In general, this looks to be a pretty good thing, and a model for libraries to consider, stop creating services for libraries, start making them for people. I don’t think this needs to be as revolutionary as what many make it out to be. Libraries have done and will continue to do good things for people, so it’s important to remember that there are probably things libraries did better in the past than they do now, and there are things we’ll do in the future better than what we did in the past. The whole “progress” thing is kind of passe, isn’t it?
On the other hand, I find often operative-very widely, for instance, in the conduct of the behavioral sciences
– -a very human and very understandable tendency (but no less objectionable for being understood) to do the things that we already know how to do. We tend to formulate our problems in such a way as to make it seem that the solutions to those problems demand precisely what we already happen to have at hand. -Abraham Kaplan, The Age of the Symbol, p.304
Kaplan’s right and wrong about this. He’s married to the idea that in order to move forward, we need to solve problems, but we only apply what we have on hand to do so. I think the real potential for expansion is to look for interesting things before they become our problems, otherwise we fall into the trap that Kaplan sees. This is an opportunity to stop reacting to the forces that influence the profession and start working on librarianship on it’s own terms. No longer trying to solve problems allows us to practice humanistically, and move quicker than the dictates of the scientific method as applied to librarianship. Saltz thinks art has done this by working with a “sociological bent” and I’d like to propose that we do so using a humanistic bent.
This is what I take Ranciere to mean when he says, “[C]ontemporary art is, quintessentially, art defined by the erasure of medium specificity, indeed by the erasure of the visibility of art as a distinct practice.”39 He can still refer to “contemporary art” even as he denies its “visibility”– that is, he doesn’t distinguish it as a figure against the ground of what he calls the “distribution of the visible” or the “distribution of the sensible.”40 -Mary Leclere, The Question of (e)quality: Art in the Age of Facebook

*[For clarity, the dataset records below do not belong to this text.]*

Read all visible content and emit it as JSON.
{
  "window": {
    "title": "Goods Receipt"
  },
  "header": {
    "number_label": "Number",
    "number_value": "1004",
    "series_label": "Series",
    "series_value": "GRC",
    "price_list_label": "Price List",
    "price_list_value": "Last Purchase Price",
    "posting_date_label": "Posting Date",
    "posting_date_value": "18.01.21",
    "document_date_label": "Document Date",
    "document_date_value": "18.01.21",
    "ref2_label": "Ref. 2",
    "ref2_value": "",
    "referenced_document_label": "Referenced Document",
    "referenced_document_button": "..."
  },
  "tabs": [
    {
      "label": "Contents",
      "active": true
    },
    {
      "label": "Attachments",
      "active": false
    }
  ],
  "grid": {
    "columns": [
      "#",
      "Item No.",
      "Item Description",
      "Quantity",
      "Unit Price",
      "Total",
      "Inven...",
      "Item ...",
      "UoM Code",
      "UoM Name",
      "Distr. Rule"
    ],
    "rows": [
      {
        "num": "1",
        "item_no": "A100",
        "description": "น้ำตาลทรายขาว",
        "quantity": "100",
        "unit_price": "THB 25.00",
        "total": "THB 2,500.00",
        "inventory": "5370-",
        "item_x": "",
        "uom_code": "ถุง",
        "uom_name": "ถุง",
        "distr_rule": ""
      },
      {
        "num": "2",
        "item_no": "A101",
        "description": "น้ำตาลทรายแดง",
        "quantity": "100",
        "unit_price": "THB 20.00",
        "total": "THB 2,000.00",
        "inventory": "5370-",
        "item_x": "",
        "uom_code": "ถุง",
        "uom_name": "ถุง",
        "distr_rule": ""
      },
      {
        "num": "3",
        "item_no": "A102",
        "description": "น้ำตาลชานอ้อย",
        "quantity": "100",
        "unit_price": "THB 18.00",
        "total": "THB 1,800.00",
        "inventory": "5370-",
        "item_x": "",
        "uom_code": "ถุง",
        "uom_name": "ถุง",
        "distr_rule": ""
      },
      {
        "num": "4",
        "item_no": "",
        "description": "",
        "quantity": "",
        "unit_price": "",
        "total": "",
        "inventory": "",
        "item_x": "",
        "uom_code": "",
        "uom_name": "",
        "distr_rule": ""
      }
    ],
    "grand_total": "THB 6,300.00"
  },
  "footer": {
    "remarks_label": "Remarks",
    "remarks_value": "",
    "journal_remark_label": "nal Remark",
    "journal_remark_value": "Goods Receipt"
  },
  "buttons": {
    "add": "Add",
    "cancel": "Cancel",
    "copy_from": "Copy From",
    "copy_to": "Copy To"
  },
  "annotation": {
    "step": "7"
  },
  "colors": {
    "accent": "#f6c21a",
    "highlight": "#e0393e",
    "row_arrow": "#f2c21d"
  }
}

Information literacy, for lack of a better term can no longer sustain itself as a practice where it makes itself a visible, five-step program. Traditional, goal-oriented information literacy is important to the library, but an ongoing obsession with the visible aspects of it undermine creative and critical use of information. Maybe it is just our business to provide know-how to get the stuff, but if we want to move beyond information literacy, and into a more diverse practice, it is necessary to erase or reconfigure or the strict structure on which we perform.